The Magnificent Seven is a 1960's western directed by John Sturges. It's a movie that I had heard of but knew little about before watching, and left me with mixed feelings. There are things that work, and the acting is (mostly) strong, but ultimately the film is dragged down by an agonisingly slow pace. This is 128 minute film which would probably work better if it were half that length. It takes the first 45 minutes before they have even recruited the seven (in a very Avengers Assemble-type-way), and then they go to protect a villain from plundering bandits. The issue is that the plot doesn't really develop from there. Director John Sturges focuses entirely on characterisation instead of genuine story development, so the end result is a film with great characters but a story that drags on and on, which passed its sell-by-date within the first hour. However the plus-side to this is that the film contains some genuinely good characters, who mostly manage to keep it entertaining, even when the pace drags it down. Yul Brynner as Chris Larabee Adams and the great Steve McQueen as Vin Tanner both offer great performances and characters - it is these two that keep the film afloat. The villain of the story, Calvera, played by Eli Wallach is somewhat average but at the same time the exact type of villain you would expect from this type of film, so in that way he serves his purpose. The casting is on- point and there are only a couple of weak performances, so on the whole there are few complaints there. Being a western about 1870's gunslingers and bandits, an audience would naturally assume that this would be a movie packed with action, but unfortunately this is no where near the case. There is virtually no trace of action within the first 70 minutes of the movie, and even after then, there are only two real shootouts, which, although they were well shot and entertaining in themselves, were far too infrequent. In a movie already dragged down by a very slow pace, a bit of action here and there would go a long way; but audiences are bound to be disappointed as they are instead forced to listen to endless monologues about not giving up and fighting to survive, yet ironically we barely see any of this.
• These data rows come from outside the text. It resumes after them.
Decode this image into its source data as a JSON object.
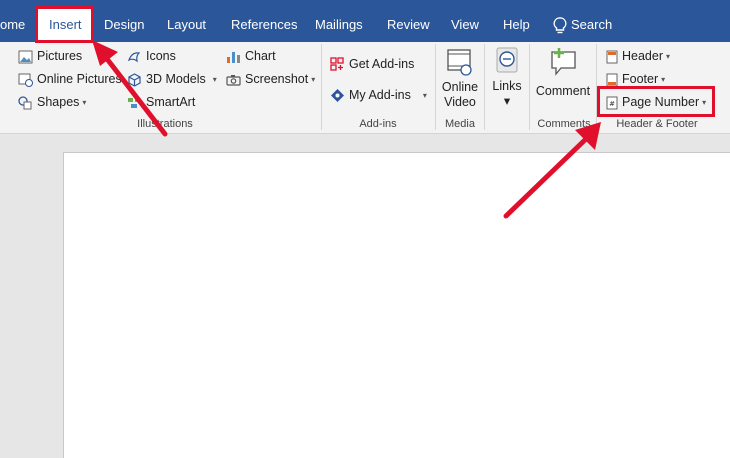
{
  "tabs": [
    {
      "label": "ome",
      "active": false
    },
    {
      "label": "Insert",
      "active": true
    },
    {
      "label": "Design",
      "active": false
    },
    {
      "label": "Layout",
      "active": false
    },
    {
      "label": "References",
      "active": false
    },
    {
      "label": "Mailings",
      "active": false
    },
    {
      "label": "Review",
      "active": false
    },
    {
      "label": "View",
      "active": false
    },
    {
      "label": "Help",
      "active": false
    },
    {
      "label": "Search",
      "active": false
    }
  ],
  "illustrations": {
    "group_label": "Illustrations",
    "pictures": "Pictures",
    "online_pictures": "Online Pictures",
    "shapes": "Shapes",
    "icons": "Icons",
    "models_3d": "3D Models",
    "smartart": "SmartArt",
    "chart": "Chart",
    "screenshot": "Screenshot"
  },
  "addins": {
    "group_label": "Add-ins",
    "get_addins": "Get Add-ins",
    "my_addins": "My Add-ins"
  },
  "media": {
    "group_label": "Media",
    "online_video_line1": "Online",
    "online_video_line2": "Video"
  },
  "links": {
    "label": "Links"
  },
  "comments": {
    "group_label": "Comments",
    "comment": "Comment"
  },
  "header_footer": {
    "group_label": "Header & Footer",
    "header": "Header",
    "footer": "Footer",
    "page_number": "Page Number"
  },
  "colors": {
    "accent": "#2b579a",
    "highlight": "#e0102c"
  }
}
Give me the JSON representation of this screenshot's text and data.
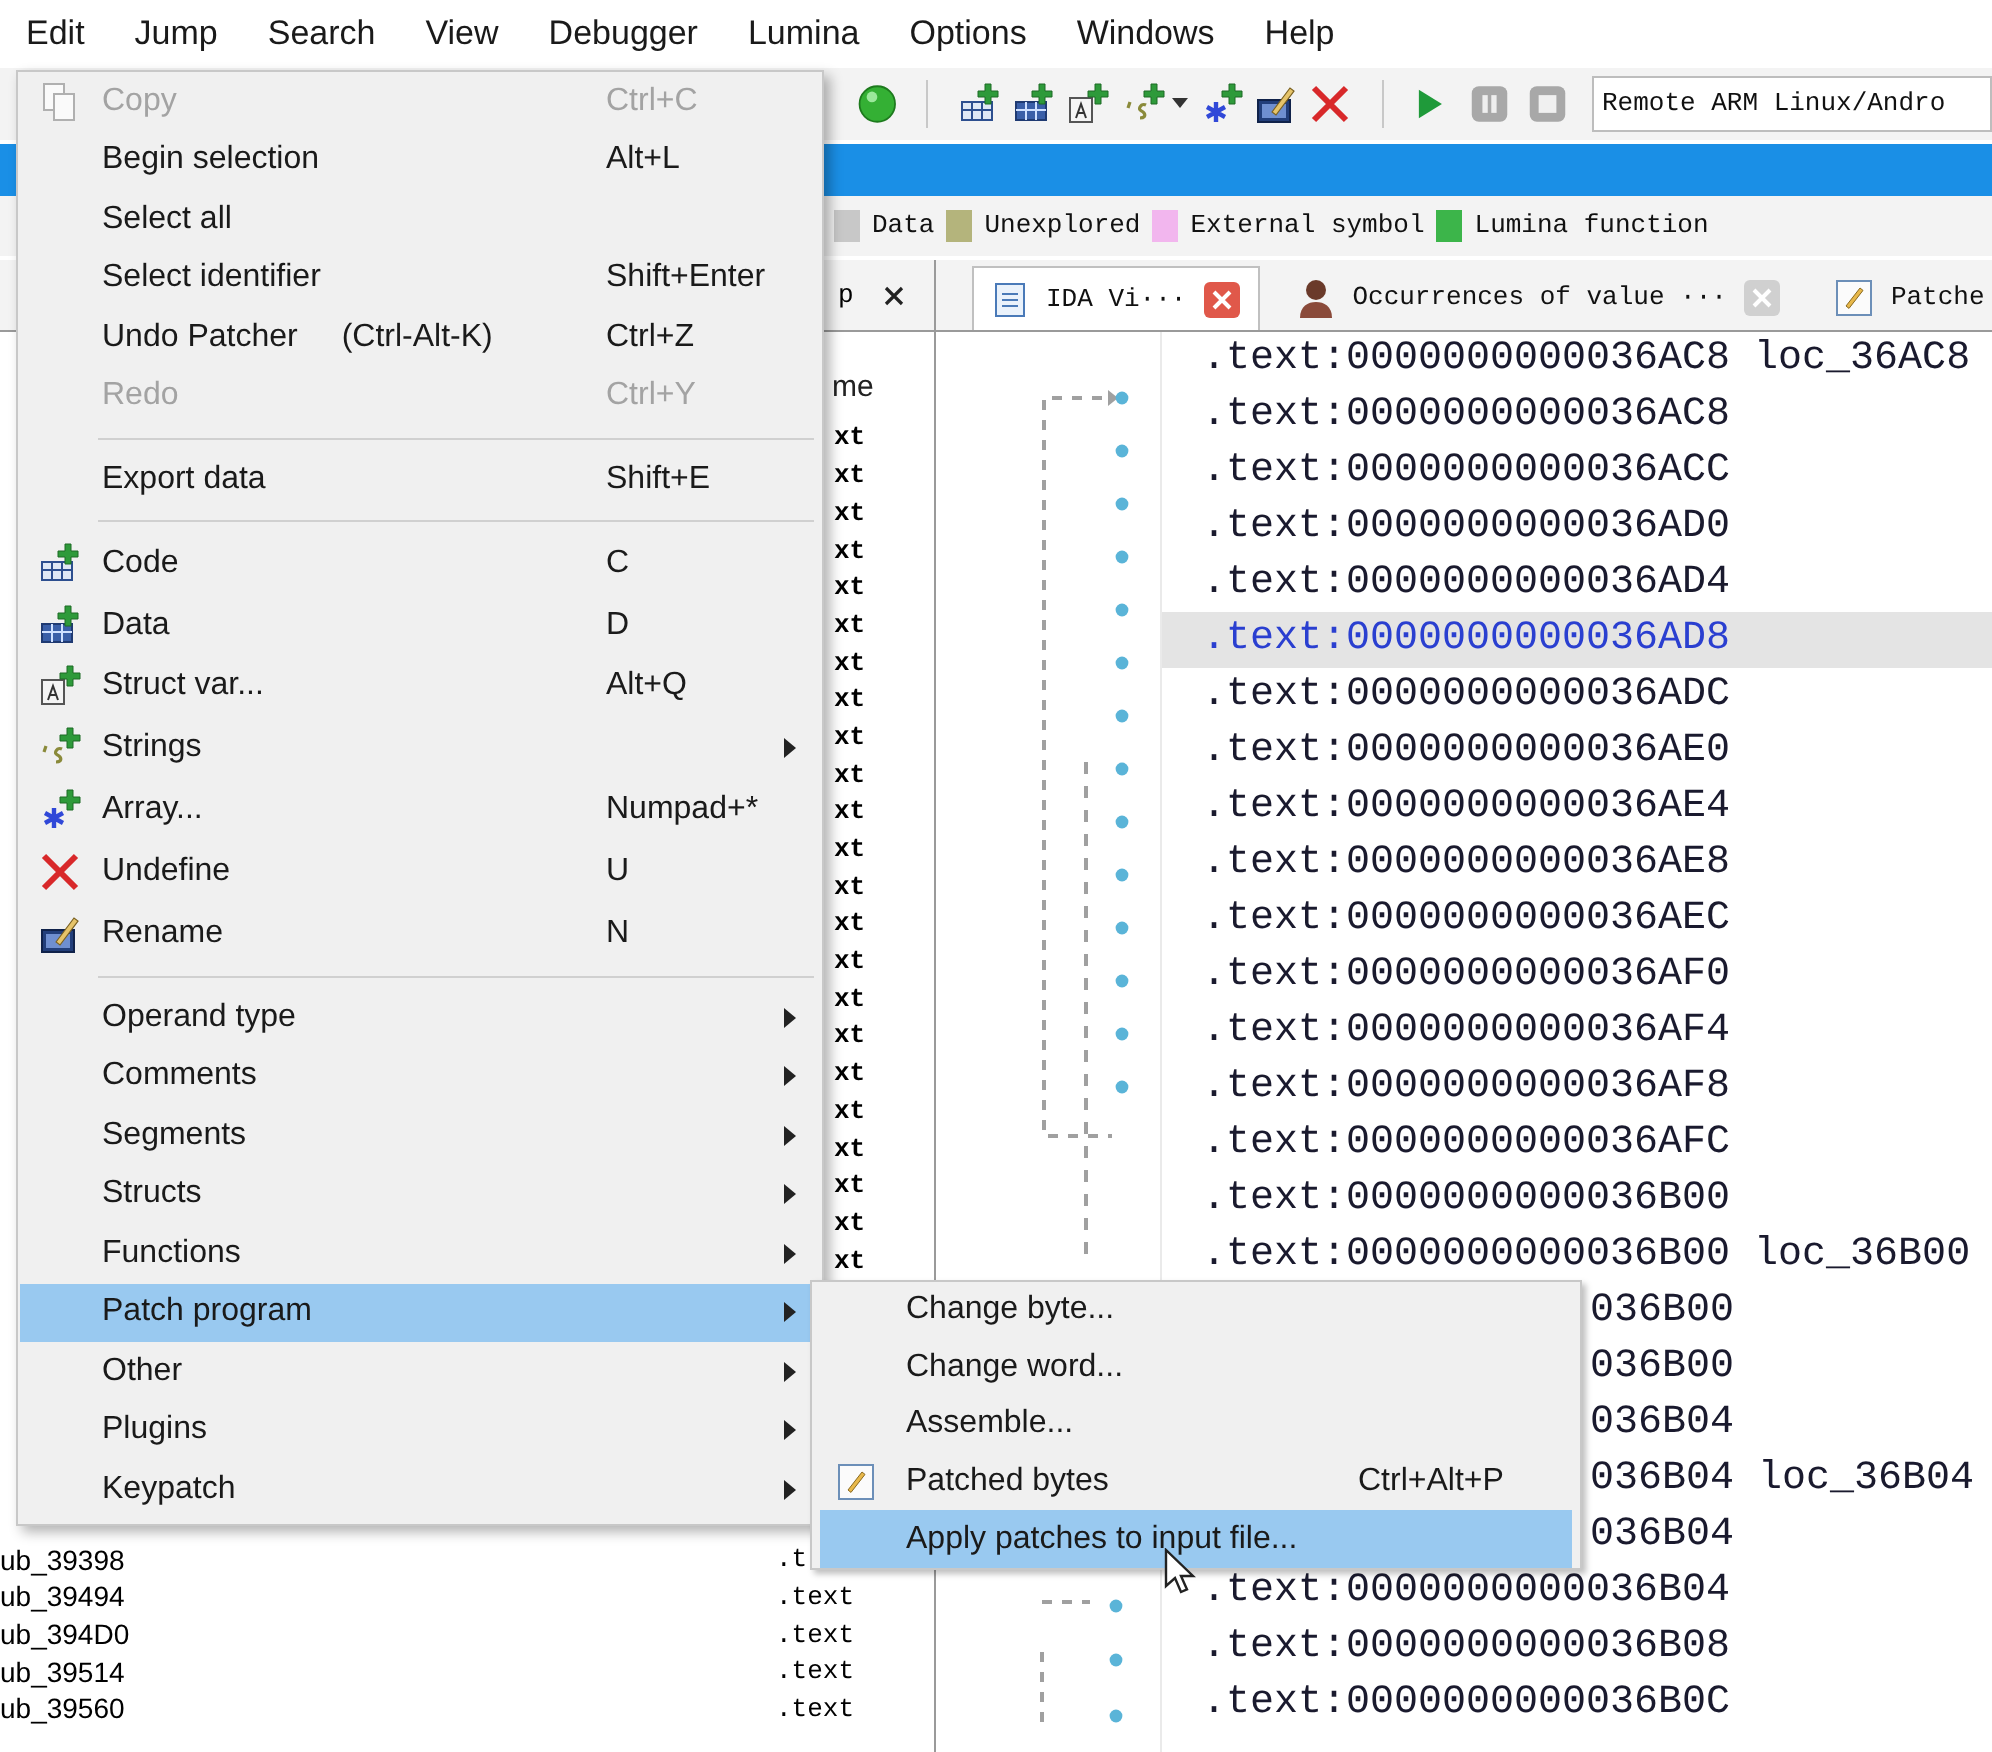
{
  "menubar": [
    {
      "label": "Edit"
    },
    {
      "label": "Jump"
    },
    {
      "label": "Search"
    },
    {
      "label": "View"
    },
    {
      "label": "Debugger"
    },
    {
      "label": "Lumina"
    },
    {
      "label": "Options"
    },
    {
      "label": "Windows"
    },
    {
      "label": "Help"
    }
  ],
  "toolbar": {
    "debugger": "Remote ARM Linux/Andro"
  },
  "legend": [
    {
      "label": "Data",
      "color": "#c8c8c8"
    },
    {
      "label": "Unexplored",
      "color": "#b4b47c"
    },
    {
      "label": "External symbol",
      "color": "#f2b6ee"
    },
    {
      "label": "Lumina function",
      "color": "#3cb54a"
    }
  ],
  "functions_panel": {
    "tab_fragment": "p",
    "header_fragment": "me",
    "partial_rows": [
      "xt",
      "xt",
      "xt",
      "xt",
      "xt",
      "xt",
      "xt",
      "xt",
      "xt",
      "xt",
      "xt",
      "xt",
      "xt",
      "xt",
      "xt",
      "xt",
      "xt",
      "xt",
      "xt",
      "xt",
      "xt",
      "xt",
      "xt"
    ],
    "rows": [
      {
        "name": "ub_39398",
        "segment": ".t"
      },
      {
        "name": "ub_39494",
        "segment": ".text"
      },
      {
        "name": "ub_394D0",
        "segment": ".text"
      },
      {
        "name": "ub_39514",
        "segment": ".text"
      },
      {
        "name": "ub_39560",
        "segment": ".text"
      }
    ]
  },
  "tabs": [
    {
      "label": "IDA Vi···",
      "selected": true
    },
    {
      "label": "Occurrences of value ···",
      "selected": false
    },
    {
      "label": "Patche",
      "selected": false,
      "cut": true
    }
  ],
  "ida_view": {
    "lines": [
      {
        "kind": "full",
        "text": ".text:0000000000036AC8",
        "label": "loc_36AC8",
        "selected": false
      },
      {
        "kind": "full",
        "text": ".text:0000000000036AC8",
        "selected": false
      },
      {
        "kind": "full",
        "text": ".text:0000000000036ACC",
        "selected": false
      },
      {
        "kind": "full",
        "text": ".text:0000000000036AD0",
        "selected": false
      },
      {
        "kind": "full",
        "text": ".text:0000000000036AD4",
        "selected": false
      },
      {
        "kind": "full",
        "text": ".text:0000000000036AD8",
        "selected": true
      },
      {
        "kind": "full",
        "text": ".text:0000000000036ADC",
        "selected": false
      },
      {
        "kind": "full",
        "text": ".text:0000000000036AE0",
        "selected": false
      },
      {
        "kind": "full",
        "text": ".text:0000000000036AE4",
        "selected": false
      },
      {
        "kind": "full",
        "text": ".text:0000000000036AE8",
        "selected": false
      },
      {
        "kind": "full",
        "text": ".text:0000000000036AEC",
        "selected": false
      },
      {
        "kind": "full",
        "text": ".text:0000000000036AF0",
        "selected": false
      },
      {
        "kind": "full",
        "text": ".text:0000000000036AF4",
        "selected": false
      },
      {
        "kind": "full",
        "text": ".text:0000000000036AF8",
        "selected": false
      },
      {
        "kind": "full",
        "text": ".text:0000000000036AFC",
        "selected": false
      },
      {
        "kind": "full",
        "text": ".text:0000000000036B00",
        "selected": false
      },
      {
        "kind": "full",
        "text": ".text:0000000000036B00",
        "label": "loc_36B00",
        "selected": false
      },
      {
        "kind": "partial",
        "text": "036B00",
        "selected": false
      },
      {
        "kind": "partial",
        "text": "036B00",
        "selected": false
      },
      {
        "kind": "partial",
        "text": "036B04",
        "selected": false
      },
      {
        "kind": "partial",
        "text": "036B04",
        "label": "loc_36B04",
        "selected": false
      },
      {
        "kind": "partial",
        "text": "036B04",
        "selected": false
      },
      {
        "kind": "full",
        "text": ".text:0000000000036B04",
        "selected": false
      },
      {
        "kind": "full",
        "text": ".text:0000000000036B08",
        "selected": false
      },
      {
        "kind": "full",
        "text": ".text:0000000000036B0C",
        "selected": false
      }
    ]
  },
  "edit_menu": [
    {
      "kind": "item",
      "label": "Copy",
      "shortcut": "Ctrl+C",
      "disabled": true,
      "selected": false
    },
    {
      "kind": "item",
      "label": "Begin selection",
      "shortcut": "Alt+L",
      "disabled": false,
      "selected": false
    },
    {
      "kind": "item",
      "label": "Select all",
      "disabled": false,
      "selected": false
    },
    {
      "kind": "item",
      "label": "Select identifier",
      "shortcut": "Shift+Enter",
      "disabled": false,
      "selected": false
    },
    {
      "kind": "item",
      "label": "Undo Patcher",
      "note": "(Ctrl-Alt-K)",
      "shortcut": "Ctrl+Z",
      "disabled": false,
      "selected": false
    },
    {
      "kind": "item",
      "label": "Redo",
      "shortcut": "Ctrl+Y",
      "disabled": true,
      "selected": false
    },
    {
      "kind": "separator"
    },
    {
      "kind": "item",
      "label": "Export data",
      "shortcut": "Shift+E",
      "disabled": false,
      "selected": false
    },
    {
      "kind": "separator"
    },
    {
      "kind": "item",
      "label": "Code",
      "shortcut": "C",
      "disabled": false,
      "selected": false
    },
    {
      "kind": "item",
      "label": "Data",
      "shortcut": "D",
      "disabled": false,
      "selected": false
    },
    {
      "kind": "item",
      "label": "Struct var...",
      "shortcut": "Alt+Q",
      "disabled": false,
      "selected": false
    },
    {
      "kind": "item",
      "label": "Strings",
      "submenu": true,
      "disabled": false,
      "selected": false
    },
    {
      "kind": "item",
      "label": "Array...",
      "shortcut": "Numpad+*",
      "disabled": false,
      "selected": false
    },
    {
      "kind": "item",
      "label": "Undefine",
      "shortcut": "U",
      "disabled": false,
      "selected": false
    },
    {
      "kind": "item",
      "label": "Rename",
      "shortcut": "N",
      "disabled": false,
      "selected": false
    },
    {
      "kind": "separator"
    },
    {
      "kind": "item",
      "label": "Operand type",
      "submenu": true,
      "disabled": false,
      "selected": false
    },
    {
      "kind": "item",
      "label": "Comments",
      "submenu": true,
      "disabled": false,
      "selected": false
    },
    {
      "kind": "item",
      "label": "Segments",
      "submenu": true,
      "disabled": false,
      "selected": false
    },
    {
      "kind": "item",
      "label": "Structs",
      "submenu": true,
      "disabled": false,
      "selected": false
    },
    {
      "kind": "item",
      "label": "Functions",
      "submenu": true,
      "disabled": false,
      "selected": false
    },
    {
      "kind": "item",
      "label": "Patch program",
      "submenu": true,
      "disabled": false,
      "selected": true
    },
    {
      "kind": "item",
      "label": "Other",
      "submenu": true,
      "disabled": false,
      "selected": false
    },
    {
      "kind": "item",
      "label": "Plugins",
      "submenu": true,
      "disabled": false,
      "selected": false
    },
    {
      "kind": "item",
      "label": "Keypatch",
      "submenu": true,
      "disabled": false,
      "selected": false
    }
  ],
  "patch_submenu": [
    {
      "label": "Change byte...",
      "selected": false
    },
    {
      "label": "Change word...",
      "selected": false
    },
    {
      "label": "Assemble...",
      "selected": false
    },
    {
      "label": "Patched bytes",
      "shortcut": "Ctrl+Alt+P",
      "selected": false
    },
    {
      "label": "Apply patches to input file...",
      "selected": true
    }
  ]
}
If you're looking for a movie that focuses mostly on characters instead of action or story, this will probably please you (although you'd be better off watching the 2015 Steve Jobs movie, which does a much better job of both characters and story), but if you're looking for an action-packed Western with a strong story, look away - you will not find that here. Still, the characters are certainly good, and the acting complements them, along with a great, Oscar-nominated soundtrack by Elmer Bernstein that all works together to make this a just-about-enjoyable movie that still, in 2016, has its strengths.